---------- SOURCE MATERIAL

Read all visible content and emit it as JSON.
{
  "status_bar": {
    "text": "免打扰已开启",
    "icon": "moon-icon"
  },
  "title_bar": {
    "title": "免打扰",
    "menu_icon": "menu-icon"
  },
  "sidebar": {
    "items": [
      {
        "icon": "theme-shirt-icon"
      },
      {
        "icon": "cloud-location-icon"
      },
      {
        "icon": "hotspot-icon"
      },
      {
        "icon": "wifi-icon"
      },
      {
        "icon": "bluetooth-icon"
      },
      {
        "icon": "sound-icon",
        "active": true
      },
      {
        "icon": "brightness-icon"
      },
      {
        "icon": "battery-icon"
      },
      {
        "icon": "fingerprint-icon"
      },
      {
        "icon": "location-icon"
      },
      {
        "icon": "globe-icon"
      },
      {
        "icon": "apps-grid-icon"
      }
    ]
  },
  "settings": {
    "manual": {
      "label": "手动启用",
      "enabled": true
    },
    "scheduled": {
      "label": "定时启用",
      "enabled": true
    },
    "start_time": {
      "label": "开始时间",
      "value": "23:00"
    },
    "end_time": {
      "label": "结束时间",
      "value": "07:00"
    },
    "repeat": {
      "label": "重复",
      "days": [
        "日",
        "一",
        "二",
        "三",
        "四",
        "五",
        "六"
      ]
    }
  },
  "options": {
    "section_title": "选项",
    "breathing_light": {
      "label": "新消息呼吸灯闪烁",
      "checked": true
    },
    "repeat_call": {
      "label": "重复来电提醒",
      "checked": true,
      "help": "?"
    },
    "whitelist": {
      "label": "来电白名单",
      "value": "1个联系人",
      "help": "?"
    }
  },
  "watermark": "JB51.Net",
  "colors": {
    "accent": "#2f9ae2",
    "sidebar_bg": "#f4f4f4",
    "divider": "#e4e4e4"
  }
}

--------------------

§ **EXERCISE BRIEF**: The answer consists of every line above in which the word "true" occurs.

§ **TASK RESULT**:
        "active": true
      "enabled": true
      "enabled": true
      "checked": true
      "checked": true,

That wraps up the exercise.